Drive down Avenue H in Rosenberg and you’ll see waving flags, banners and other display devices fluttering in the breeze and calling attention to various businesses. But not for much longer. Rosenberg’s City Council has put strict new measures in place to combat what they call “visual clutter” on the city’s streets. The city is trying to inform business owners about the change and let them know they have 60 days to take down any devices that violate the new ordinance.
“You see so many (display devices) when you’re driving down Avenue H, or Highway 36 or even Highway 59.” said Theresa Parma, Rosenberg’s Planning Director. “They’re everywhere and they’re a distraction for drivers.”
Citing asthetics and attractiveness as two minor components of the new sign ordinance, Parma said driver safety is the bigger issue.
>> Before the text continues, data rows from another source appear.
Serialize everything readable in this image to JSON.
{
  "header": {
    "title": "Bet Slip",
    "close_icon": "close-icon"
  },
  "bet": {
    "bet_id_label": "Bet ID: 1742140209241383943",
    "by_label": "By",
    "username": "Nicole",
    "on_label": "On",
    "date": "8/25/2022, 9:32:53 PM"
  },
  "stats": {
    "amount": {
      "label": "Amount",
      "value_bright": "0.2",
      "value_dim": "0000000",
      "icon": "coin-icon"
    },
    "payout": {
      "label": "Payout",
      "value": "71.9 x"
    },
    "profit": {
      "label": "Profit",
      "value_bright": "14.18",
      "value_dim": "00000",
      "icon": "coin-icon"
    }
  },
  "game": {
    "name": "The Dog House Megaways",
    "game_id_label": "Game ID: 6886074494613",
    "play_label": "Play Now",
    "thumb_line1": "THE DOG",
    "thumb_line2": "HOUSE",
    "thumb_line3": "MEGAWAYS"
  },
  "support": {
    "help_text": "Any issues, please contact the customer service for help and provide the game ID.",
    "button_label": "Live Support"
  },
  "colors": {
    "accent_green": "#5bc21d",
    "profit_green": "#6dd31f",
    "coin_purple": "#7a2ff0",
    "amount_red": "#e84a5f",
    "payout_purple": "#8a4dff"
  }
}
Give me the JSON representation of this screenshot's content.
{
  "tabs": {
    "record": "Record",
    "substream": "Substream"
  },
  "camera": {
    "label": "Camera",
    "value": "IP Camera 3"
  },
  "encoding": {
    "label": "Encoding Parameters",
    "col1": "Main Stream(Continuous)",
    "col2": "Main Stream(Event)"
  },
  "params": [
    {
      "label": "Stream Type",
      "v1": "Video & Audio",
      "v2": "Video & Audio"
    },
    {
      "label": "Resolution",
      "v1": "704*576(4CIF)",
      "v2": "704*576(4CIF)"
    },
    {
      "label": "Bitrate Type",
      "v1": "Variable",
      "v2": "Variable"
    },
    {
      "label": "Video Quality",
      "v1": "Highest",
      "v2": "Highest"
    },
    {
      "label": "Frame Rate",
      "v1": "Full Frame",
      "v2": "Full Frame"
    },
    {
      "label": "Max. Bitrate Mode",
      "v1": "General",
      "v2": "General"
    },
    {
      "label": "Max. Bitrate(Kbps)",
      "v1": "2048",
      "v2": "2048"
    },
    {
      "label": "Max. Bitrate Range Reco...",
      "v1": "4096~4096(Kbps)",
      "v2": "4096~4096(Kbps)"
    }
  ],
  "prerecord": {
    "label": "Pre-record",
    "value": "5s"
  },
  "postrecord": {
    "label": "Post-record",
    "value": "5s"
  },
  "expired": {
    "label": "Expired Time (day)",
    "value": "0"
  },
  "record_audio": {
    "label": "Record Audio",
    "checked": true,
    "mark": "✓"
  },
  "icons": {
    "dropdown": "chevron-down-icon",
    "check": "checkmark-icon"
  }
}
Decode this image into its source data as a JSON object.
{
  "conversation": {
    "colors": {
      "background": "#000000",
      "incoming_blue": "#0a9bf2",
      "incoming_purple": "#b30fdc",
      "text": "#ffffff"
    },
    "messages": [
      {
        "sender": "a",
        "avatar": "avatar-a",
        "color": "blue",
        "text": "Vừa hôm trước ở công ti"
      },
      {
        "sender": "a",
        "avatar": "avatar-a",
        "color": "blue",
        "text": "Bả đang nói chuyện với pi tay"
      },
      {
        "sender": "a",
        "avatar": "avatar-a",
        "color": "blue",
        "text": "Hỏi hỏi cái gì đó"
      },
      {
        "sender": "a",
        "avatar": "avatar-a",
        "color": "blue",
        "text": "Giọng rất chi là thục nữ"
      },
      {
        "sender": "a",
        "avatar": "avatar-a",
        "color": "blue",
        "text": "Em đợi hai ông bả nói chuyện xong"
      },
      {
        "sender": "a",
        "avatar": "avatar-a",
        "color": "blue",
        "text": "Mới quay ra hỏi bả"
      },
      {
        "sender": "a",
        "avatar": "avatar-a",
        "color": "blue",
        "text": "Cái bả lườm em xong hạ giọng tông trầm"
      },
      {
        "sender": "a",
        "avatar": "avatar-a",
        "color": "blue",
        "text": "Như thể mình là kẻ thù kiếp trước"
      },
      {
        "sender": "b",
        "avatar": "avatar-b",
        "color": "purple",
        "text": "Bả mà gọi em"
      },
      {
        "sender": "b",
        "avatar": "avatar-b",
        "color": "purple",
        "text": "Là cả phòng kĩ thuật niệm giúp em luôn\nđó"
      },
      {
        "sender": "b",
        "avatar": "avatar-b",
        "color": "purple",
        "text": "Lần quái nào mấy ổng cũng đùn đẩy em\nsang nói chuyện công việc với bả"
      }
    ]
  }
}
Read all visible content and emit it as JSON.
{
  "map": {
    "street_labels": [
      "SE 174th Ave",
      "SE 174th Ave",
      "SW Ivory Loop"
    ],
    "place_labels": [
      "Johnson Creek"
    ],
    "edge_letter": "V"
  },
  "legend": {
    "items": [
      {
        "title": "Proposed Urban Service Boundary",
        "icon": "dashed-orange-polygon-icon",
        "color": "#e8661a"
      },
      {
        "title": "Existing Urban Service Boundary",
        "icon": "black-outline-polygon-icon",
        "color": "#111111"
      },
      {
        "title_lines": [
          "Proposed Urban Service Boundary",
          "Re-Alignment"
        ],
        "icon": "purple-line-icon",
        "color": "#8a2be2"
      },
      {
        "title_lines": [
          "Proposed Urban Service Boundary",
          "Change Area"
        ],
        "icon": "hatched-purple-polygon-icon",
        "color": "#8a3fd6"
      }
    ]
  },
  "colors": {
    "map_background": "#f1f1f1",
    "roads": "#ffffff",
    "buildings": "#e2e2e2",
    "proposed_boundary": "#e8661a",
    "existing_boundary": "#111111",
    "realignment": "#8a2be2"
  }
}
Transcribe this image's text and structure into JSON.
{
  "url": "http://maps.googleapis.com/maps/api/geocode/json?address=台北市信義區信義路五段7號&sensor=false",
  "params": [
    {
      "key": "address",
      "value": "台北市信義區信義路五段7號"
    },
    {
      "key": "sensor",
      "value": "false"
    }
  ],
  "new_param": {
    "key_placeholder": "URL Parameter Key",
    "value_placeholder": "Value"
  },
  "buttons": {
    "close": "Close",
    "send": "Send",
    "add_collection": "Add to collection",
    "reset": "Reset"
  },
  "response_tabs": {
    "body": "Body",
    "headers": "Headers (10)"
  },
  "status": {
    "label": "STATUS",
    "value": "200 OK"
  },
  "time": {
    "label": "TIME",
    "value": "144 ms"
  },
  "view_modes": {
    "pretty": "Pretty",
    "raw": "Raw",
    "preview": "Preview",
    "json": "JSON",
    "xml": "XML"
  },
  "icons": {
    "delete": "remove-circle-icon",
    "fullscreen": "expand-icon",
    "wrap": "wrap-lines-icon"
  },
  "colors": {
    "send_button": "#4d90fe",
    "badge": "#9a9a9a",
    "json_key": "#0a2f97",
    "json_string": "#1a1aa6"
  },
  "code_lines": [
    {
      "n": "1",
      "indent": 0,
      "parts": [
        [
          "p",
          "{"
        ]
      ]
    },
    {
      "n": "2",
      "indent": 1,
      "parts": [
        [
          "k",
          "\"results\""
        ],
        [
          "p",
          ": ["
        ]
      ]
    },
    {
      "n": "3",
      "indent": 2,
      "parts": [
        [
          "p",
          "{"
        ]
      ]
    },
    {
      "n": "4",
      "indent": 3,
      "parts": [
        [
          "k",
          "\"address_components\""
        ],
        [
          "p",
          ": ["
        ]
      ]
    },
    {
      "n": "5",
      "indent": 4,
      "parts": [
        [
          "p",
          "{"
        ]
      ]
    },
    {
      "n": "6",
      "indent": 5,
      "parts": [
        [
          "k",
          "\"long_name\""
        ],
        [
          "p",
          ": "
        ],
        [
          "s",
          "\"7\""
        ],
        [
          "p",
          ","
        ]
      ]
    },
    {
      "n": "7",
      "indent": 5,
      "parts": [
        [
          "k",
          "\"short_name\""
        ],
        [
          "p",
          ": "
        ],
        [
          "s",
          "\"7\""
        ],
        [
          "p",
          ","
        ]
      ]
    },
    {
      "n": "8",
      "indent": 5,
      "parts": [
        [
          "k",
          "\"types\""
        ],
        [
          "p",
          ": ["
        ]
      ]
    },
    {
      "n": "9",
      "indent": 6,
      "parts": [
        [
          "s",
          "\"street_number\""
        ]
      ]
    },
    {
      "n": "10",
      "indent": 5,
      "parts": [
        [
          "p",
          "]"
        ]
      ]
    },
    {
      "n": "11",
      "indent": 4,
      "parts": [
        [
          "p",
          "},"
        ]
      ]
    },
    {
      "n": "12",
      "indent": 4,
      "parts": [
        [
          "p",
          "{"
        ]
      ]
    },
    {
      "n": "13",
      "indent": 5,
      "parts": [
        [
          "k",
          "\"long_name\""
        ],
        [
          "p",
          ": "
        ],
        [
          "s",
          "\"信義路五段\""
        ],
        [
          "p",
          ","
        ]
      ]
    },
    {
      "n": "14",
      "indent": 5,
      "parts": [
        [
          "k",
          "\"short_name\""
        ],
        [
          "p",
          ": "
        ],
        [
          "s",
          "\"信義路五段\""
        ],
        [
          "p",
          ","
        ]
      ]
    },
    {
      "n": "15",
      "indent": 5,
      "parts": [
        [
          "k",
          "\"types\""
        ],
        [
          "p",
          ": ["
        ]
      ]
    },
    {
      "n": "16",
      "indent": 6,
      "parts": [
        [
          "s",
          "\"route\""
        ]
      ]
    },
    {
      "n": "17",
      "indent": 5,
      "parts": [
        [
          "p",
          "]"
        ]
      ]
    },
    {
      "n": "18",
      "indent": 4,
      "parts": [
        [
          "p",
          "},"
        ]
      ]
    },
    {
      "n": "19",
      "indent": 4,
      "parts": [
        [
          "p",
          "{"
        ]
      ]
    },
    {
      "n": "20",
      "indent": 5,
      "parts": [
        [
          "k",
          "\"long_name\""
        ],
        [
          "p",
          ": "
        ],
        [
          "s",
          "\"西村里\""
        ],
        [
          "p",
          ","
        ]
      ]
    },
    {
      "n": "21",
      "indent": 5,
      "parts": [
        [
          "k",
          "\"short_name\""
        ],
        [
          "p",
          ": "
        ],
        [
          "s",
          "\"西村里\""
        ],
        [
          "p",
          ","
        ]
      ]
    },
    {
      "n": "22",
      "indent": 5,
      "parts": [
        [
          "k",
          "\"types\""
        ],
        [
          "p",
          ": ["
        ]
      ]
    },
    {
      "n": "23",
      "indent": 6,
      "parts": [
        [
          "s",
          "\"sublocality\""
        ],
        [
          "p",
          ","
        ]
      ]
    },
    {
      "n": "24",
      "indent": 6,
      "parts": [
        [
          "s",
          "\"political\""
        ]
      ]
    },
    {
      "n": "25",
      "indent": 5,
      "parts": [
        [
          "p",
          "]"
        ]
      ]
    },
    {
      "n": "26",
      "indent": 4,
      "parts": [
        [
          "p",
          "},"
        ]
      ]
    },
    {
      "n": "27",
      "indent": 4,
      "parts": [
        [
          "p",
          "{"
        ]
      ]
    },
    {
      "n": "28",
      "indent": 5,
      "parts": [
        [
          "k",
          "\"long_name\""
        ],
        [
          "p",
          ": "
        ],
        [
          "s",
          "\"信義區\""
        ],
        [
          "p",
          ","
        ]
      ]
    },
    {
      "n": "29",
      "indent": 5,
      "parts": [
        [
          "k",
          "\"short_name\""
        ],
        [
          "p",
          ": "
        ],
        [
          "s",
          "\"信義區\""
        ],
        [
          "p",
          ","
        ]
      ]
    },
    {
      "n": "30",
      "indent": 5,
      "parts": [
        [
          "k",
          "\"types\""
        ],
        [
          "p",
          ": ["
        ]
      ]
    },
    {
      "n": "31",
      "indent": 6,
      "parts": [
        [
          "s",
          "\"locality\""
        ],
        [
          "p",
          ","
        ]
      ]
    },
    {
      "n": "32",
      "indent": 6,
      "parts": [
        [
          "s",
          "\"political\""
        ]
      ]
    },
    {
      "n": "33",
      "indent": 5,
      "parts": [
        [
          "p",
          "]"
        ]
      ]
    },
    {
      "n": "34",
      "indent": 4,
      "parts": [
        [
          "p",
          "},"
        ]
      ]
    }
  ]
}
The new measure, which was passed at the City Council meeting on March 20, involves regulations for the display of flags, banners and display devices like the so-called “swoopers” which are narrow banners attached to stationary poles that wave back and forth.
The new ordinance calls for display devices such as swoopers, balloons, streamers and speer flags to be banned. Banners must be flush with the building and secured on all sides. Banners can also be mounted on a permanent structure but they have to be motionless. Approved flags have been defined as governmental, military, fraternal organizations, religious and charitable organizations. Businesses may fly a flag with their company name and logo but, as per flag etiquette, the flag cannot be larger than a governmental flag.
According to Parma, Rosenberg has been working on a sign ordinance for the better part of a year after numerous citizen concerns over safety were voiced. The city is still working out the details such as how the new ordinance will be enforced and what penalties companies could face.
“I think it is a start,” Parma said. “We’ll take some time to see how it is working out. We may need to review it and make some changes as we start to enforce it.